[Records Boundary: Start]
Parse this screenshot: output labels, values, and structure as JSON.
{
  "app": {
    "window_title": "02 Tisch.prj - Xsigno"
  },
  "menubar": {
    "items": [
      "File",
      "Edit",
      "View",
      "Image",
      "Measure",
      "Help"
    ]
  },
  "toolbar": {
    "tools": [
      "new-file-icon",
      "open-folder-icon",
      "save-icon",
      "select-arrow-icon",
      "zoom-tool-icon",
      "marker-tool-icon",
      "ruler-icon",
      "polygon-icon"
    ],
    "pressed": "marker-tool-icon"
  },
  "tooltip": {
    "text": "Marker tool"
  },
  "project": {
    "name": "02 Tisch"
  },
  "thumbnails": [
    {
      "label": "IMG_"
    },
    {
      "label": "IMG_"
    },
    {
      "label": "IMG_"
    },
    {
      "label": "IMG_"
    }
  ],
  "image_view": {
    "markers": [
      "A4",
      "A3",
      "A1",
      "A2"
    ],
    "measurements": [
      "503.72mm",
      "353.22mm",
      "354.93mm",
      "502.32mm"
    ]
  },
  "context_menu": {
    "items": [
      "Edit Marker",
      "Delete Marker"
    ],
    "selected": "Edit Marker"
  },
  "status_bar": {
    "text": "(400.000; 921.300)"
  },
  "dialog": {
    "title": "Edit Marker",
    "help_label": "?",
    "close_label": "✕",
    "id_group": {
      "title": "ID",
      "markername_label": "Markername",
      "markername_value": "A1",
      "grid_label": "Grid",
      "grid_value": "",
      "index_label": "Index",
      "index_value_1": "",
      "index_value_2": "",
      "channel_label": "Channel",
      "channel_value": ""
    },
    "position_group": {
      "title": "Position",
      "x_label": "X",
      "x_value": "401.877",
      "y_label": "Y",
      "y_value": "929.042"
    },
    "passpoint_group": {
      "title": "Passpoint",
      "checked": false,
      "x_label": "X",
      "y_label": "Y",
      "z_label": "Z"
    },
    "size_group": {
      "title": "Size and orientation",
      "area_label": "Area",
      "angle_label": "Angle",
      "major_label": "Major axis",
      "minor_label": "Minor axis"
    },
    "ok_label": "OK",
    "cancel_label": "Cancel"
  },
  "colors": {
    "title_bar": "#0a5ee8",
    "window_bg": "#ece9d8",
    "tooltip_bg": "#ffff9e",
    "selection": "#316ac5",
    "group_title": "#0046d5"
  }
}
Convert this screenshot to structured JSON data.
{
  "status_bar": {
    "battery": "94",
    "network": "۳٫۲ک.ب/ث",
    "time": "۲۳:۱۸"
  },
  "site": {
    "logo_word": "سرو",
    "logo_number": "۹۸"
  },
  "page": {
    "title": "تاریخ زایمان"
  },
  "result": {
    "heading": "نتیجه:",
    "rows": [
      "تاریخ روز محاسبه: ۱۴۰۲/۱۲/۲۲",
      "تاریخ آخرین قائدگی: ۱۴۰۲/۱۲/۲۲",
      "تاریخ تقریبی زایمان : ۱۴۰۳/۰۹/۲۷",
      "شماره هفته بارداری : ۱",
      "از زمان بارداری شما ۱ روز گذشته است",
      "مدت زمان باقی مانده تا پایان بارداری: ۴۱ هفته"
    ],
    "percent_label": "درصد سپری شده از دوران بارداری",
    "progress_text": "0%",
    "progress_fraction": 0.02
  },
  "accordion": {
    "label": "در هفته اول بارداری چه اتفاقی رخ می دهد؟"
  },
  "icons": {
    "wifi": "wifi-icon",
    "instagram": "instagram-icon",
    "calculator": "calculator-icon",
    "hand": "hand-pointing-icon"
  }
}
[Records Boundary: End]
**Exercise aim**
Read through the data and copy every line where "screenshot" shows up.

**Output of the task**
Parse this screenshot: output labels, values, and structure as JSON.
Convert this screenshot to structured JSON data.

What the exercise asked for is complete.